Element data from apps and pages
== Segment start ==

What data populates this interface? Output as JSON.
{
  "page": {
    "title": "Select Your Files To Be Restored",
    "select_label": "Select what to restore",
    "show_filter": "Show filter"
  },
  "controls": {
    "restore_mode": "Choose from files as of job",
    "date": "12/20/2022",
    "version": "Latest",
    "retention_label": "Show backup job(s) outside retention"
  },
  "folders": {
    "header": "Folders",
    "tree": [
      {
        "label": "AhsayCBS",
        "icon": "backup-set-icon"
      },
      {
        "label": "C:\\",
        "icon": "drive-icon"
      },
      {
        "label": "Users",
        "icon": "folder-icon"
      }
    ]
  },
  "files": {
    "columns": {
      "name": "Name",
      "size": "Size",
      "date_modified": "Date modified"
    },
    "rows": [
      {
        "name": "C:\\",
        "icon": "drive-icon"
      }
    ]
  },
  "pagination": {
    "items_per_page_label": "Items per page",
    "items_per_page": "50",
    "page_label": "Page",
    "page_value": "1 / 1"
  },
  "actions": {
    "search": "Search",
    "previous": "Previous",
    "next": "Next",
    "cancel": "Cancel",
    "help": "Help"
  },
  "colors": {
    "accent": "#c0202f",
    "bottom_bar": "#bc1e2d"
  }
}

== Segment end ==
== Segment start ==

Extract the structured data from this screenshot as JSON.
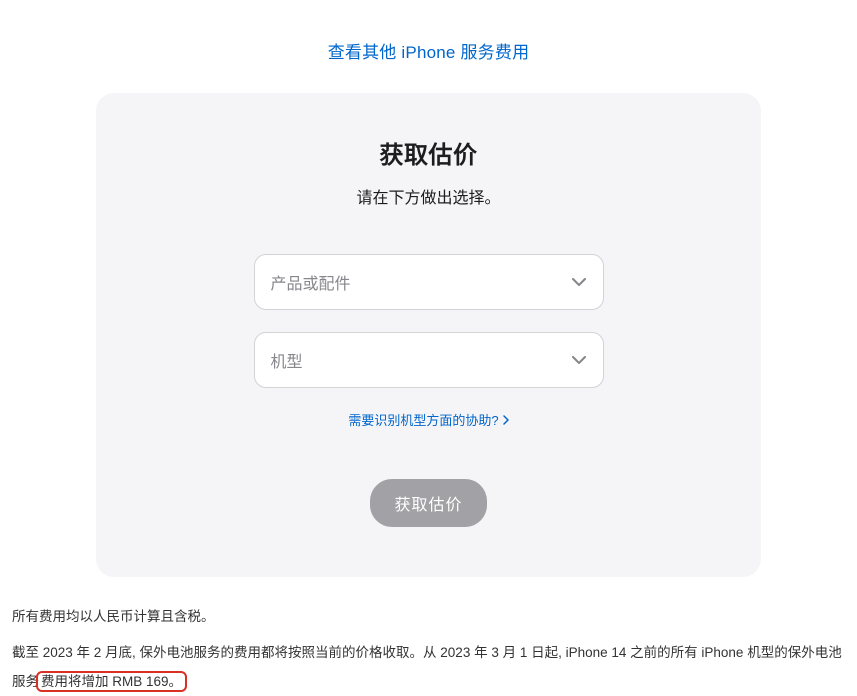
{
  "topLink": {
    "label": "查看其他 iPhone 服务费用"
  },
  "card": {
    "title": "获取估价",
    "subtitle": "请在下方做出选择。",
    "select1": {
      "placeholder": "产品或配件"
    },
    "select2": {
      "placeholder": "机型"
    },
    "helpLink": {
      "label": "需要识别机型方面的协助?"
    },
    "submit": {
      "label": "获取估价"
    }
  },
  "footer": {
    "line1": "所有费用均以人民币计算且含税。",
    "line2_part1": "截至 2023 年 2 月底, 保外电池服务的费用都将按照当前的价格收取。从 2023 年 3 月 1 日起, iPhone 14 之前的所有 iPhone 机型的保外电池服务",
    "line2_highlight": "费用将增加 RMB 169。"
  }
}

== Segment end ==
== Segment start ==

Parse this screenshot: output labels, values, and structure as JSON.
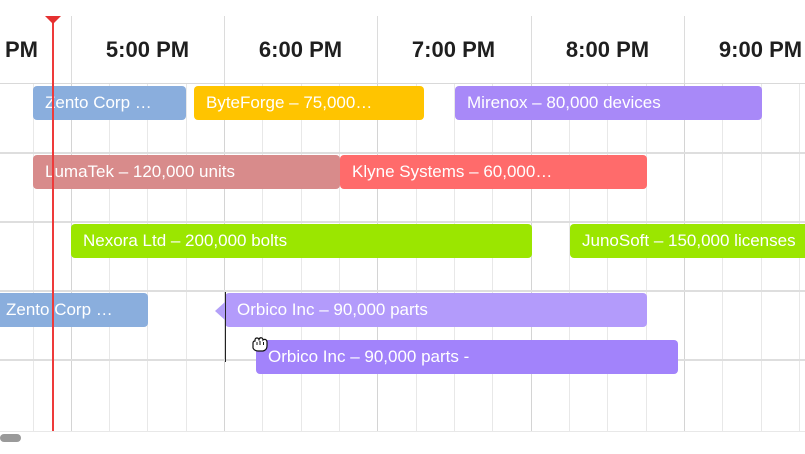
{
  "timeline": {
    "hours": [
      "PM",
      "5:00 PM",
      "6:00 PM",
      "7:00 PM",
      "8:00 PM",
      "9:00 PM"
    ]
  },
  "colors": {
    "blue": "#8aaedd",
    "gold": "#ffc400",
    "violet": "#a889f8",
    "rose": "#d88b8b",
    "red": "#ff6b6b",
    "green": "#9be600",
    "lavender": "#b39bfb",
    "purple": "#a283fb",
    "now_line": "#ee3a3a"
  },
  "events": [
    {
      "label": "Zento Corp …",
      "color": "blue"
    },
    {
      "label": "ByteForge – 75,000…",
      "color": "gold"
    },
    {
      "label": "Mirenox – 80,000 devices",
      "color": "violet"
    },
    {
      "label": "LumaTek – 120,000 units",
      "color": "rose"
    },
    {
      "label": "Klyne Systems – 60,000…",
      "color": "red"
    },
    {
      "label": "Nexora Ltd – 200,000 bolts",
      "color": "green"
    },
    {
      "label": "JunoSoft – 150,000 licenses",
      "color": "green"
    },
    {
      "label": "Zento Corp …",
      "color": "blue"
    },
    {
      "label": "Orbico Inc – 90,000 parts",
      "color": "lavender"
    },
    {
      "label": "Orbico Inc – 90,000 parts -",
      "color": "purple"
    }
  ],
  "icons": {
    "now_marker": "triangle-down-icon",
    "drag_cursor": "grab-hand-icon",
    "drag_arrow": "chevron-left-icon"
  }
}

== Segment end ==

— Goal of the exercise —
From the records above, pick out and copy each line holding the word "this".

— Expected answer —
What data populates this interface? Output as JSON.
Extract the structured data from this screenshot as JSON.
Parse this screenshot: output labels, values, and structure as JSON.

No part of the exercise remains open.